Picture picking luscious lychees, longans, cumquats, pomegranates and grapes from the tree or vine instead of from a box at the supermarket.
Then summon up images of selecting cloves, cinnamon, bay and kaffir lime leaves - all terraced on a slope with ocean and rainforest views.
As well as harvesting your own ingredients from the orchard and herb garden, you can bake your meals on-site in a wood-fired oven in a fully operational outdoor kitchen and then indulge with friends at a rustic wooden table.
Freestyle Escape also has accommodation and invites award-winning chefs to whip up culinary delights during cooking demonstrations and long lunches about every month.
Gluten- and grain-free queen Tania Hubbard, who owns Husk and Honey Cafe in Nambour, will be asking people to indulge their inner Nigella or Jamie with a cooking class at the outdoor kitchen on May 13.
There is little doubt the Coast has undergone a gastronomical revolution since its sleepy coastal origins, with multitude cafes and stores now specialising in gluten-free, dairy-free, organic, fair-trade certifications on imported goods or simply using unique ingredients.
Louise Raven, from Cocoa Chocolat at Eumundi, uses family recipes to blend traditional chocolate-making with zesty modern flavours such as chilli, ginger, Sambuca or Bundaberg rum.
La Botiga is a cheery and stylish eatery in Mapleton, with shared tables to eat the superb sweet and savoury delights.
The walls are lined with bottled and packaged gourmet morsels.

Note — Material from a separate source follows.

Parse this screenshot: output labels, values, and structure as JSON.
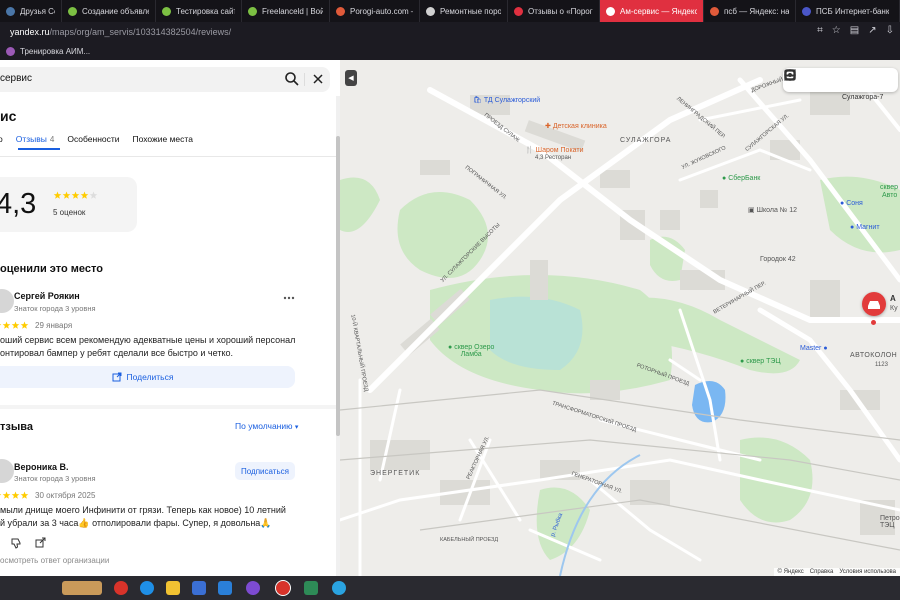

The concept of sharing is also a key element of the menu at Embassy XO at Sunshine Beach - a short cab ride from the well-positioned Bella Casa Noosa apartments in Hastings St.
The stunning modern Asian decor, with majestic red and orange lights, looks out across the fig and pandanus trees lining the popular village area.
But it is the balance of flavours and
textures, use of unique Australasian ingredients and exciting spices that make dining here an Asian adventure.
Noosaville's Metal Tiger Tea Emporium on Gympie Tce offers another special Asian experience with yum cha ordered fresh from the vegan master Colin Fung in Sydney.
Not only are there plenty of vegetarian, and egg-, dairy- and gluten-free offerings on the menu, you can also order an accompanying organic, fair-trade certified organic tea and coffee guilt-free.
Whether from high-altitude forests in Bolivia, spring harvests in India or family-grown crops in China, more than 80 carefully sourced tea varieties each has a story to add to the experience.
Owners Marc King and Trudi Cauley say market research shows people are becoming more conscious of where their products come from.
The fair trade qualification, which means workers get a fair and just wage, profits go back into the local community and the product is organic - is important ethically to them and they hope their dedication will draw customers in the future.
For more grassroots, organic experiences, check out the Noosa Farmers' Market on a Sunday where the region's fresh produce is showcased or the Peregian Originals event on the first and third Sunday each month.
While the sausage sizzle at the Peregian Surf Club might not match the delights you've become accustomed to after an indulgent weekend on the Coast, the original live tunes are a celebration of all that is wholesome and quintessentially local.
For more information, visit queenslandholidays.com.au.
The writer was a guest of Tourism Queensland.
GOOD TO KNOW
What: Noosa International Food and Wine Festival
When: Thursday, May 17, to Sunday, May 20
Cost: $65 a day ($20 for children under 13) or a weekend gold pass for $315 per adult.
To see the full program and buy tickets, visit noosafoodand wine.com.au.